Impsa’s Brazil Bankruptcy Said to Delay $2 Billion Wind ParksVanessa Dezem
The bankruptcy of a turbine maker in Brazil is threatening to derail 5 billion reais ($2 billion) of wind parks being built by a unit of state-run power utility Eletrobras, said three people with direct knowledge of the matter.
The unit, Furnas, canceled at least 2 billion reais of turbine supply contracts after Wind Power Energia SA, the Brazilian arm of Industrias Metalurgicas Pescarmona SA, or Impsa, filed for bankruptcy protection late last year, said one of the people, who asked not to be named because the matter isn’t public.
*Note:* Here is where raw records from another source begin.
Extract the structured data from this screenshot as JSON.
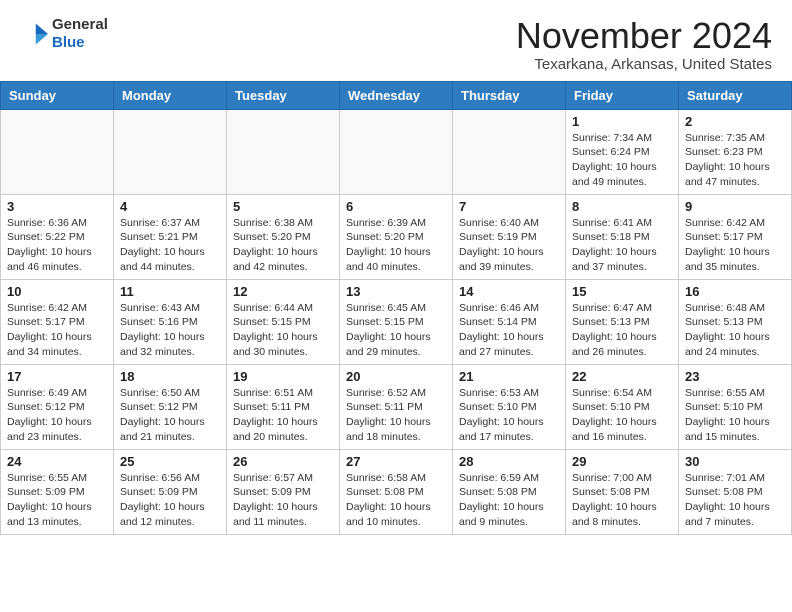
{
  "header": {
    "logo_line1": "General",
    "logo_line2": "Blue",
    "month_title": "November 2024",
    "location": "Texarkana, Arkansas, United States"
  },
  "weekdays": [
    "Sunday",
    "Monday",
    "Tuesday",
    "Wednesday",
    "Thursday",
    "Friday",
    "Saturday"
  ],
  "weeks": [
    [
      {
        "day": "",
        "detail": ""
      },
      {
        "day": "",
        "detail": ""
      },
      {
        "day": "",
        "detail": ""
      },
      {
        "day": "",
        "detail": ""
      },
      {
        "day": "",
        "detail": ""
      },
      {
        "day": "1",
        "detail": "Sunrise: 7:34 AM\nSunset: 6:24 PM\nDaylight: 10 hours\nand 49 minutes."
      },
      {
        "day": "2",
        "detail": "Sunrise: 7:35 AM\nSunset: 6:23 PM\nDaylight: 10 hours\nand 47 minutes."
      }
    ],
    [
      {
        "day": "3",
        "detail": "Sunrise: 6:36 AM\nSunset: 5:22 PM\nDaylight: 10 hours\nand 46 minutes."
      },
      {
        "day": "4",
        "detail": "Sunrise: 6:37 AM\nSunset: 5:21 PM\nDaylight: 10 hours\nand 44 minutes."
      },
      {
        "day": "5",
        "detail": "Sunrise: 6:38 AM\nSunset: 5:20 PM\nDaylight: 10 hours\nand 42 minutes."
      },
      {
        "day": "6",
        "detail": "Sunrise: 6:39 AM\nSunset: 5:20 PM\nDaylight: 10 hours\nand 40 minutes."
      },
      {
        "day": "7",
        "detail": "Sunrise: 6:40 AM\nSunset: 5:19 PM\nDaylight: 10 hours\nand 39 minutes."
      },
      {
        "day": "8",
        "detail": "Sunrise: 6:41 AM\nSunset: 5:18 PM\nDaylight: 10 hours\nand 37 minutes."
      },
      {
        "day": "9",
        "detail": "Sunrise: 6:42 AM\nSunset: 5:17 PM\nDaylight: 10 hours\nand 35 minutes."
      }
    ],
    [
      {
        "day": "10",
        "detail": "Sunrise: 6:42 AM\nSunset: 5:17 PM\nDaylight: 10 hours\nand 34 minutes."
      },
      {
        "day": "11",
        "detail": "Sunrise: 6:43 AM\nSunset: 5:16 PM\nDaylight: 10 hours\nand 32 minutes."
      },
      {
        "day": "12",
        "detail": "Sunrise: 6:44 AM\nSunset: 5:15 PM\nDaylight: 10 hours\nand 30 minutes."
      },
      {
        "day": "13",
        "detail": "Sunrise: 6:45 AM\nSunset: 5:15 PM\nDaylight: 10 hours\nand 29 minutes."
      },
      {
        "day": "14",
        "detail": "Sunrise: 6:46 AM\nSunset: 5:14 PM\nDaylight: 10 hours\nand 27 minutes."
      },
      {
        "day": "15",
        "detail": "Sunrise: 6:47 AM\nSunset: 5:13 PM\nDaylight: 10 hours\nand 26 minutes."
      },
      {
        "day": "16",
        "detail": "Sunrise: 6:48 AM\nSunset: 5:13 PM\nDaylight: 10 hours\nand 24 minutes."
      }
    ],
    [
      {
        "day": "17",
        "detail": "Sunrise: 6:49 AM\nSunset: 5:12 PM\nDaylight: 10 hours\nand 23 minutes."
      },
      {
        "day": "18",
        "detail": "Sunrise: 6:50 AM\nSunset: 5:12 PM\nDaylight: 10 hours\nand 21 minutes."
      },
      {
        "day": "19",
        "detail": "Sunrise: 6:51 AM\nSunset: 5:11 PM\nDaylight: 10 hours\nand 20 minutes."
      },
      {
        "day": "20",
        "detail": "Sunrise: 6:52 AM\nSunset: 5:11 PM\nDaylight: 10 hours\nand 18 minutes."
      },
      {
        "day": "21",
        "detail": "Sunrise: 6:53 AM\nSunset: 5:10 PM\nDaylight: 10 hours\nand 17 minutes."
      },
      {
        "day": "22",
        "detail": "Sunrise: 6:54 AM\nSunset: 5:10 PM\nDaylight: 10 hours\nand 16 minutes."
      },
      {
        "day": "23",
        "detail": "Sunrise: 6:55 AM\nSunset: 5:10 PM\nDaylight: 10 hours\nand 15 minutes."
      }
    ],
    [
      {
        "day": "24",
        "detail": "Sunrise: 6:55 AM\nSunset: 5:09 PM\nDaylight: 10 hours\nand 13 minutes."
      },
      {
        "day": "25",
        "detail": "Sunrise: 6:56 AM\nSunset: 5:09 PM\nDaylight: 10 hours\nand 12 minutes."
      },
      {
        "day": "26",
        "detail": "Sunrise: 6:57 AM\nSunset: 5:09 PM\nDaylight: 10 hours\nand 11 minutes."
      },
      {
        "day": "27",
        "detail": "Sunrise: 6:58 AM\nSunset: 5:08 PM\nDaylight: 10 hours\nand 10 minutes."
      },
      {
        "day": "28",
        "detail": "Sunrise: 6:59 AM\nSunset: 5:08 PM\nDaylight: 10 hours\nand 9 minutes."
      },
      {
        "day": "29",
        "detail": "Sunrise: 7:00 AM\nSunset: 5:08 PM\nDaylight: 10 hours\nand 8 minutes."
      },
      {
        "day": "30",
        "detail": "Sunrise: 7:01 AM\nSunset: 5:08 PM\nDaylight: 10 hours\nand 7 minutes."
      }
    ]
  ]
}
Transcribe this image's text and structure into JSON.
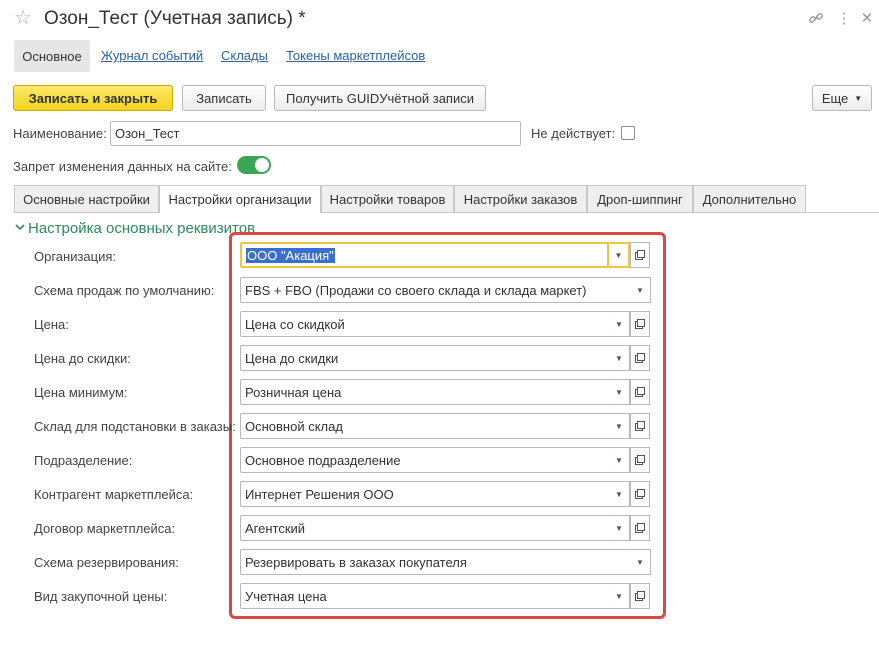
{
  "window": {
    "title": "Озон_Тест (Учетная запись) *",
    "star_icon": "star-icon",
    "link_icon": "link-icon",
    "menu_icon": "more-vertical-icon",
    "close_icon": "close-icon"
  },
  "nav": {
    "active": "Основное",
    "links": [
      "Журнал событий",
      "Склады",
      "Токены маркетплейсов"
    ]
  },
  "toolbar": {
    "save_close": "Записать и закрыть",
    "save": "Записать",
    "get_guid": "Получить GUIDУчётной записи",
    "more": "Еще",
    "help": "?"
  },
  "header_fields": {
    "name_label": "Наименование:",
    "name_value": "Озон_Тест",
    "inactive_label": "Не действует:",
    "inactive_checked": false,
    "lock_label": "Запрет изменения данных на сайте:",
    "lock_on": true
  },
  "tabs": [
    "Основные настройки",
    "Настройки организации",
    "Настройки товаров",
    "Настройки заказов",
    "Дроп-шиппинг",
    "Дополнительно"
  ],
  "active_tab": 1,
  "section": {
    "title": "Настройка основных реквизитов"
  },
  "form": {
    "org_label": "Организация:",
    "org_value": "ООО \"Акация\"",
    "scheme_label": "Схема продаж по умолчанию:",
    "scheme_value": "FBS + FBO (Продажи со своего склада и склада маркет)",
    "price_label": "Цена:",
    "price_value": "Цена со скидкой",
    "price_before_label": "Цена до скидки:",
    "price_before_value": "Цена до скидки",
    "price_min_label": "Цена минимум:",
    "price_min_value": "Розничная цена",
    "warehouse_label": "Склад для подстановки в заказы:",
    "warehouse_value": "Основной склад",
    "division_label": "Подразделение:",
    "division_value": "Основное подразделение",
    "counterparty_label": "Контрагент маркетплейса:",
    "counterparty_value": "Интернет Решения ООО",
    "contract_label": "Договор маркетплейса:",
    "contract_value": "Агентский",
    "reserve_label": "Схема резервирования:",
    "reserve_value": "Резервировать в заказах покупателя",
    "purchase_price_label": "Вид закупочной цены:",
    "purchase_price_value": "Учетная цена"
  },
  "colors": {
    "accent_green": "#2e8b57",
    "highlight_red": "#e04545",
    "primary_yellow": "#f3d31d",
    "link_blue": "#2a62a8"
  }
}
Furnas had also planned to buy Impsa turbines for additional projects, bringing the total to 5 billion reais.
That leaves Furnas and its partners in the parks, including J&F Investimentos SA and Banco BMG SA, with a tough choice: Either wait for another local supplier, which are already operating at full capacity, to take on the order or convince an international company to set up shop in Brazil to be eligible for cheap state financing. Either way, Furnas will incur losses with the projects because of delays, the person said.
A third option -- importing the turbines and forgoing the state loans -- was discarded because it would make the parks unprofitable, said the person.
“Impsa was an important turbine supplier in Brazil,” Antonio Tovar, head of the renewable energy department at national development bank BNDES, said in an interview on Jan. 12 in Rio de Janeiro. “Its bankruptcy has disrupted the market.”
Ismael Jadur, a spokesman for Impsa, didn’t respond to requests for comment made by e-mail and telephone.
Furnas in an e-mailed response to questions confirmed that at least one of the parks is delayed and that it’s seeking turbines from manufacturers already operating in Brazil or willing to open a factory. J&F and BMG didn’t respond to requests for comment.
Furnas has had talks with state-owned China Shipbuilding Industry Co. to build a turbine factory in Brazil, according to the person familiar with the situation. Furnas has also asked Brazil’s energy regulator Aneel to extend the deadline for some parks to start operating, the person said.
Furnas, whose parent company is formally known as Centrais Eletricas Brasileiras SA, was awarded the contracts in 2013 to build and operate the parks in Rio Grande do Norte and Ceara states. If the parks, with planned capacity of 462 megawatts, aren’t operating this year, Furnas and its partners will be forced to meet some supply contracts by buying electricity on the spot market to resell to customers, probably at a loss.
The 2 billion-real order was insured, according to the person familiar with the matter. The total 5 billion-real investment was for eight parks with planned capacity 1.04 gigawatts.
As of September, Impsa had contracts to supply 1.5 gigawatts of turbines in Brazil, accounting for 12 percent of the market, making it the nation’s fourth-biggest supplier, according to Bloomberg New Energy Finance.